So far only $600 million of the allocated $18 billion approved for the rebuilding of Iraq has been spent and much of this on security. An inquiry into the torture of Iraqi prisoners in the Abu Ghraib jail described the prison as an "animal house" and said that "Institutional and personal responsibility [for the torture]" stretched "right up the chain of command in Washington".
The effects of the crisis in Iraq are spreading to every corner of the globe. Oil prices have risen 30% this year and hover between $45 and $50 a barrel (oil is now 136% more expensive than before September 11th). Capitalist politicians and big business now fear that this will lead to a world recession.
Even if the US army, (fronted by a token Iraqi force), manages to "defeat" the al-Mahdi army in Najaf that will not signal the end of the resistance to the occupation. Nor will it mean the end of the al-Mahdi army as the Iraqi collaborators predict.
Muqtada al-Sadr’s power base is in Sadr City, the Shia district of Baghdad. The two million Shias in Sadr City face mass unemployment, US forces on their streets, live in slums and are opposed to the US occupation and it’s Iraqi puppet regime.
"Prime Minister" Iyad Allawi, whose background includes links to the CIA, has signed the "death warrant" for his Iraqi interim government by sending US forces against the Shia resistance fighters. A "victory" for US Imperialism in Najaf will be pyrrhic and short lived. The resistance movement will continue to gather pace.
On the other hand, the programme of Sadr, and other similar groups, for a fundamentalist Shia state offers no way out. Sadr’s militia has clamped down, Taliban style, in areas like Sadr city.
The call for a shia – or a sunni – state cannot build unity among the people of Iraq, but will widen the religious and national divisions that ultimately could result in civil war. The way forward is to build a united movement of the working class against the occupation and for a secular and socialist Iraq.
The pressures on the Bush regime such as the mounting death toll and declining morale amongst US troops; the growth in opposition to the occupation in the US and around the world; and the instability in the oil markets are underlining the fact that it is impossible for the US to win its war of occupation in Iraq.
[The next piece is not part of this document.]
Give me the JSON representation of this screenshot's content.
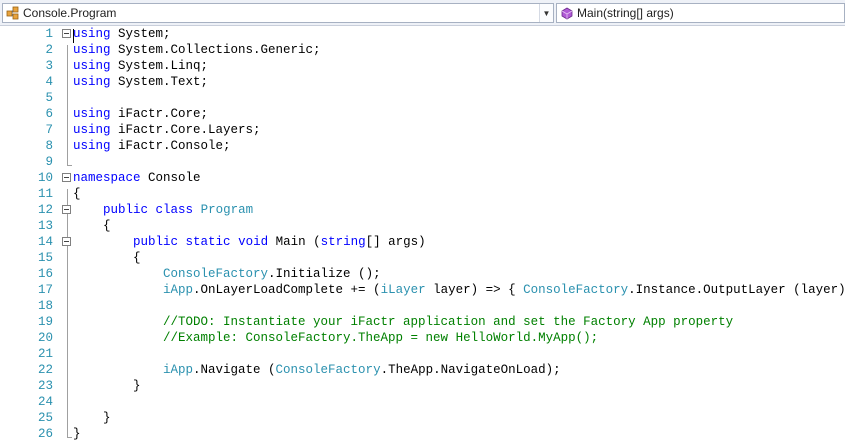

From Socialist Voice, paper of the Socialist Party, cwi in Ireland.